If you look close you can still spot some of the old steam pipes and cypress wood beams that hold up some of the greenhouses that date back to the 1920’s. “They’re still serviceable,” says Seuhring. “We repair them yearly.”

Sales rep Mary Jane Cazares says you have to look for the old early in the growing season because by March everything is covered in color. “Gorgeous in both directions,” she says. “That’s when you know it’s time to start shipping.

They deliver to five surrounding states. The early tomatoes on one assembly line will go south to where Spring is sprung first. The rest will follow quickly as it gets warmer across the Southwest. Gayle Seuhring says, “The vegetable market right now is exploding.”
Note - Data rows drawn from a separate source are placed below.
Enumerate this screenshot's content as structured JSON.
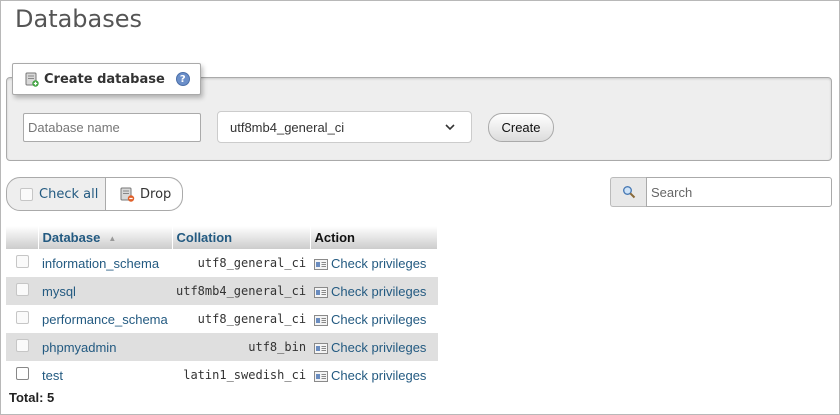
{
  "page": {
    "title": "Databases"
  },
  "create": {
    "legend": "Create database",
    "name_placeholder": "Database name",
    "collation_value": "utf8mb4_general_ci",
    "create_label": "Create"
  },
  "toolbar": {
    "check_all_label": "Check all",
    "drop_label": "Drop",
    "search_placeholder": "Search"
  },
  "table": {
    "headers": {
      "database": "Database",
      "collation": "Collation",
      "action": "Action"
    },
    "rows": [
      {
        "name": "information_schema",
        "collation": "utf8_general_ci",
        "action": "Check privileges"
      },
      {
        "name": "mysql",
        "collation": "utf8mb4_general_ci",
        "action": "Check privileges"
      },
      {
        "name": "performance_schema",
        "collation": "utf8_general_ci",
        "action": "Check privileges"
      },
      {
        "name": "phpmyadmin",
        "collation": "utf8_bin",
        "action": "Check privileges"
      },
      {
        "name": "test",
        "collation": "latin1_swedish_ci",
        "action": "Check privileges"
      }
    ]
  },
  "footer": {
    "total": "Total: 5"
  },
  "icons": {
    "create_db": "database-add-icon",
    "help": "help-icon",
    "drop": "database-drop-icon",
    "search": "search-icon",
    "privileges": "privileges-icon",
    "sort": "sort-ascending-icon",
    "dropdown": "chevron-down-icon"
  },
  "colors": {
    "link": "#235a81",
    "panel_bg": "#eeeeee",
    "row_alt": "#dfdfdf"
  }
}
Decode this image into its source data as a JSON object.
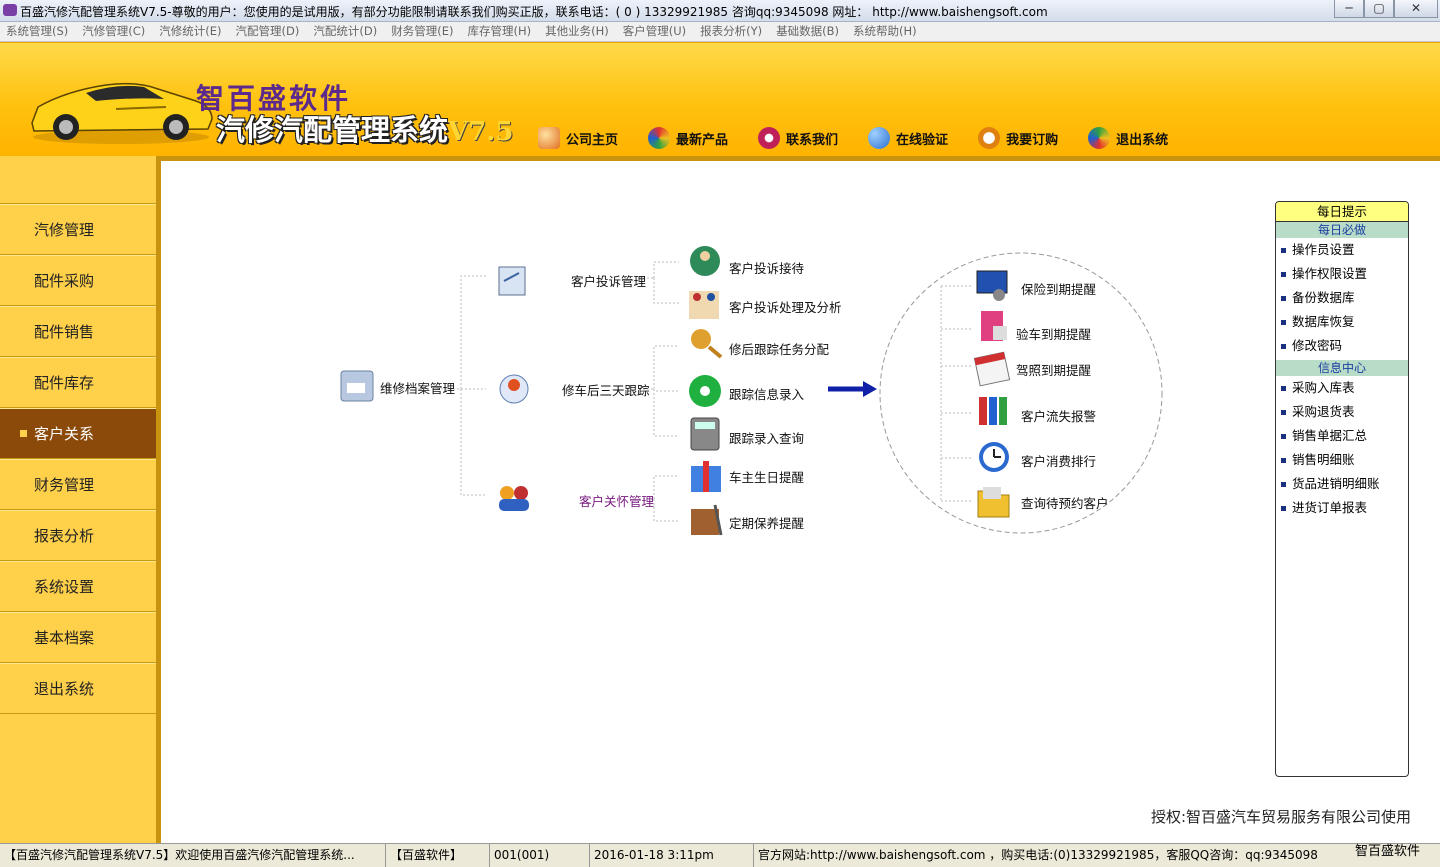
{
  "window": {
    "title": "百盛汽修汽配管理系统V7.5-尊敬的用户：您使用的是试用版，有部分功能限制请联系我们购买正版，联系电话：( 0 ) 13329921985  咨询qq:9345098    网址： http://www.baishengsoft.com",
    "minimize": "─",
    "maximize": "▢",
    "close": "✕"
  },
  "menu": [
    "系统管理(S)",
    "汽修管理(C)",
    "汽修统计(E)",
    "汽配管理(D)",
    "汽配统计(D)",
    "财务管理(E)",
    "库存管理(H)",
    "其他业务(H)",
    "客户管理(U)",
    "报表分析(Y)",
    "基础数据(B)",
    "系统帮助(H)"
  ],
  "logo": {
    "line1": "智百盛软件",
    "line2": "汽修汽配管理系统",
    "version": "V7.5"
  },
  "topnav": [
    {
      "label": "公司主页",
      "icon": "home-icon",
      "color": "#e07020"
    },
    {
      "label": "最新产品",
      "icon": "pinwheel-icon",
      "color": "#d03070"
    },
    {
      "label": "联系我们",
      "icon": "contact-icon",
      "color": "#c0205a"
    },
    {
      "label": "在线验证",
      "icon": "link-icon",
      "color": "#2a70d0"
    },
    {
      "label": "我要订购",
      "icon": "search-icon",
      "color": "#e08010"
    },
    {
      "label": "退出系统",
      "icon": "exit-icon",
      "color": "#30a040"
    }
  ],
  "sidebar": [
    "汽修管理",
    "配件采购",
    "配件销售",
    "配件库存",
    "客户关系",
    "财务管理",
    "报表分析",
    "系统设置",
    "基本档案",
    "退出系统"
  ],
  "sidebar_active": "客户关系",
  "diagram": {
    "root": "维修档案管理",
    "groups": [
      "客户投诉管理",
      "修车后三天跟踪",
      "客户关怀管理"
    ],
    "items": [
      "客户投诉接待",
      "客户投诉处理及分析",
      "修后跟踪任务分配",
      "跟踪信息录入",
      "跟踪录入查询",
      "车主生日提醒",
      "定期保养提醒"
    ],
    "reminders": [
      "保险到期提醒",
      "验车到期提醒",
      "驾照到期提醒",
      "客户流失报警",
      "客户消费排行",
      "查询待预约客户"
    ]
  },
  "panel": {
    "title": "每日提示",
    "section1": "每日必做",
    "items1": [
      "操作员设置",
      "操作权限设置",
      "备份数据库",
      "数据库恢复",
      "修改密码"
    ],
    "section2": "信息中心",
    "items2": [
      "采购入库表",
      "采购退货表",
      "销售单据汇总",
      "销售明细账",
      "货品进销明细账",
      "进货订单报表"
    ]
  },
  "authorization": "授权:智百盛汽车贸易服务有限公司使用",
  "status": {
    "s1": "【百盛汽修汽配管理系统V7.5】欢迎使用百盛汽修汽配管理系统...",
    "s2": "【百盛软件】",
    "s3": "001(001)",
    "s4": "2016-01-18 3:11pm",
    "s5": "官方网站:http://www.baishengsoft.com ，购买电话:(0)13329921985，客服QQ咨询：qq:9345098",
    "brand": "智百盛软件"
  }
}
The Furrows ran this 8 acre farm for a few generations. Now its the Seuhrings and the Tischausers’ turn to try. In a region known to be unpredictable, “the tornadoes, the hail, the heat, the cold,” lists Gayle of his chief weather worries, Red Dirt plants and these old Guthrie Greenhouses thrive on. A good piece of ground, even 120 springs later, is still fertile as ever.